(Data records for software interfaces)
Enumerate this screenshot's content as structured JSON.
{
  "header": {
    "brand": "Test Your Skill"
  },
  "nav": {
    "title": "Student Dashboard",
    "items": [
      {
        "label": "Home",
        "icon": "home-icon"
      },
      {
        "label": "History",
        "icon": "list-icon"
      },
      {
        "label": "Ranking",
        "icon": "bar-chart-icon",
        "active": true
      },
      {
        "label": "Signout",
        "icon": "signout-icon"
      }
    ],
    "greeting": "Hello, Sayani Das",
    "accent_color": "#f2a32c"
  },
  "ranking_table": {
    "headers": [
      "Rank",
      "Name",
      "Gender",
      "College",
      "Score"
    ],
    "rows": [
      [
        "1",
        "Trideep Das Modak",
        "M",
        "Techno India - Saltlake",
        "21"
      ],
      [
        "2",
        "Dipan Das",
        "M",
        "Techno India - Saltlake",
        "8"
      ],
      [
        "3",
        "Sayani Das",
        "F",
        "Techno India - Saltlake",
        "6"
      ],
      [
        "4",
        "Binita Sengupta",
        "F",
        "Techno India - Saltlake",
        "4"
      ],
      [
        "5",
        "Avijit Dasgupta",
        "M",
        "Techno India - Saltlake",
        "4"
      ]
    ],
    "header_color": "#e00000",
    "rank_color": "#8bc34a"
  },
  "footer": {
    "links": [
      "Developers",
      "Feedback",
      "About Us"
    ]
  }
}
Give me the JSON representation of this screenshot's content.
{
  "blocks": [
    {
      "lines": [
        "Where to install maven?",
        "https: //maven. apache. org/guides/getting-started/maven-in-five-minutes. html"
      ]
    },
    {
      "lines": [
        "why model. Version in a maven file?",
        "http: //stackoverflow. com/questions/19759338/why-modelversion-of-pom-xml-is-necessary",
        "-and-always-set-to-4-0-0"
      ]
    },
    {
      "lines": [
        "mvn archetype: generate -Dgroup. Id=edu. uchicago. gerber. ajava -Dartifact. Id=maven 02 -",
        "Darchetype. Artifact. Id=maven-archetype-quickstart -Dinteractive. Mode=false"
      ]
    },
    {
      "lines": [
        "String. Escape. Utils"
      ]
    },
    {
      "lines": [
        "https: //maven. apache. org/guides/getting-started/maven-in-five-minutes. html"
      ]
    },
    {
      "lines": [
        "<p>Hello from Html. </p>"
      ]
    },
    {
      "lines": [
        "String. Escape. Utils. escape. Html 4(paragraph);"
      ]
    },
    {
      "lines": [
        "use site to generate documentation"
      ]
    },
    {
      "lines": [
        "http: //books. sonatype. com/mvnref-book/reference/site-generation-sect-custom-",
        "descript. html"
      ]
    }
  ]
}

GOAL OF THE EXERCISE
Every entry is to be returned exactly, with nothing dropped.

RESPONSE TO THIS TASK
Enumerate this screenshot's content as structured JSON.
{
  "header": {
    "brand": "Test Your Skill"
  },
  "nav": {
    "title": "Student Dashboard",
    "items": [
      {
        "label": "Home",
        "icon": "home-icon"
      },
      {
        "label": "History",
        "icon": "list-icon"
      },
      {
        "label": "Ranking",
        "icon": "bar-chart-icon",
        "active": true
      },
      {
        "label": "Signout",
        "icon": "signout-icon"
      }
    ],
    "greeting": "Hello, Sayani Das",
    "accent_color": "#f2a32c"
  },
  "ranking_table": {
    "headers": [
      "Rank",
      "Name",
      "Gender",
      "College",
      "Score"
    ],
    "rows": [
      [
        "1",
        "Trideep Das Modak",
        "M",
        "Techno India - Saltlake",
        "21"
      ],
      [
        "2",
        "Dipan Das",
        "M",
        "Techno India - Saltlake",
        "8"
      ],
      [
        "3",
        "Sayani Das",
        "F",
        "Techno India - Saltlake",
        "6"
      ],
      [
        "4",
        "Binita Sengupta",
        "F",
        "Techno India - Saltlake",
        "4"
      ],
      [
        "5",
        "Avijit Dasgupta",
        "M",
        "Techno India - Saltlake",
        "4"
      ]
    ],
    "header_color": "#e00000",
    "rank_color": "#8bc34a"
  },
  "footer": {
    "links": [
      "Developers",
      "Feedback",
      "About Us"
    ]
  }
}
Give me the JSON representation of this screenshot's content.
{
  "blocks": [
    {
      "lines": [
        "Where to install maven?",
        "https: //maven. apache. org/guides/getting-started/maven-in-five-minutes. html"
      ]
    },
    {
      "lines": [
        "why model. Version in a maven file?",
        "http: //stackoverflow. com/questions/19759338/why-modelversion-of-pom-xml-is-necessary",
        "-and-always-set-to-4-0-0"
      ]
    },
    {
      "lines": [
        "mvn archetype: generate -Dgroup. Id=edu. uchicago. gerber. ajava -Dartifact. Id=maven 02 -",
        "Darchetype. Artifact. Id=maven-archetype-quickstart -Dinteractive. Mode=false"
      ]
    },
    {
      "lines": [
        "String. Escape. Utils"
      ]
    },
    {
      "lines": [
        "https: //maven. apache. org/guides/getting-started/maven-in-five-minutes. html"
      ]
    },
    {
      "lines": [
        "<p>Hello from Html. </p>"
      ]
    },
    {
      "lines": [
        "String. Escape. Utils. escape. Html 4(paragraph);"
      ]
    },
    {
      "lines": [
        "use site to generate documentation"
      ]
    },
    {
      "lines": [
        "http: //books. sonatype. com/mvnref-book/reference/site-generation-sect-custom-",
        "descript. html"
      ]
    }
  ]
}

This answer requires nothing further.